The final section on ‘animating with the expressive and performative arts’ provides approaches that ‘engage the rational mind and cognitive focus with the extrarational body, spirit, and emotion/feeling’ (p.290). Within this section there seems to be all manner of sociological, philosophical and psychological debate being underplayed. There are nevertheless some interesting and stimulating accounts offered that could be adopted and translated by the reader. In her discussion of storytelling, Nelson suggests that, ‘teachers and facilitators can use stories to help listeners gain emotional resiliency and teach people to find helpers in their lives to transcend adversity’ (p.219). Adair Nagata in the following chapter presents the practice of ‘bodymindfullness’, ‘a discovery made while engaged in a mindful inquiry’ (p.242). Von Emmel then describes the ‘Dreamscape’ method. In this, close engagements with transformative learning goals are evident, but the account of Dreamscape as a social project and open source group collaboration is widely accessible. Indeed, my aim to point to broad applications would be, I imagine, encouraged by von Emmel who suggests the Dreamscape tools ‘are not to be refied but remixed freely to suit the particular needs of a given situation’ (p.264). Williams’ final chapter presents a fascinating account of embodied transformative education from the ‘dual consciousness’ of a scholar-practitioner. I would highlight that all these chapters present a thorough account and offer insights and elements of practice that could be translated into a transformative learning process, or as an extension or nuance to ones own repertoire of teaching and learning practices.
As with the introduction chapter and section summaries, the conclusion provides an excellent digest for the reader. In this respect, this volume is an important contribution to those working in the field, and also proves accessible for those unfamiliar, through well-documented studies and perspectives that could be adopted and adapted.
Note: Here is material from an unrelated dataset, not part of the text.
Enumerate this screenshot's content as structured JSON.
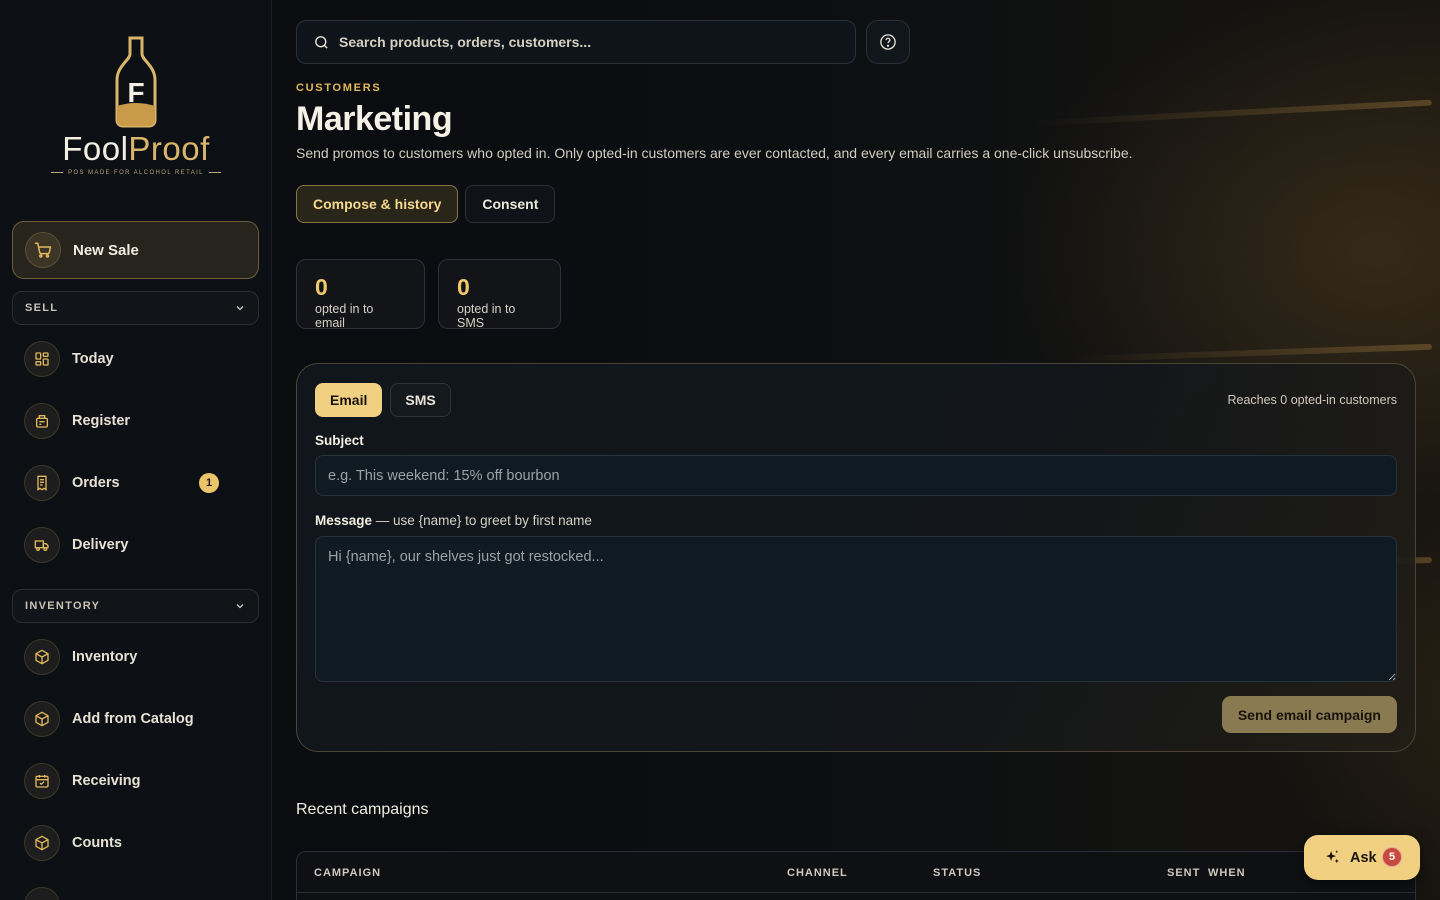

du Gay, P. (2007) Organizing Identity. London, SAGE.
Gauntlett, D. (2007) Creative Explorations: New approaches to identities and audiences. London, Routledge.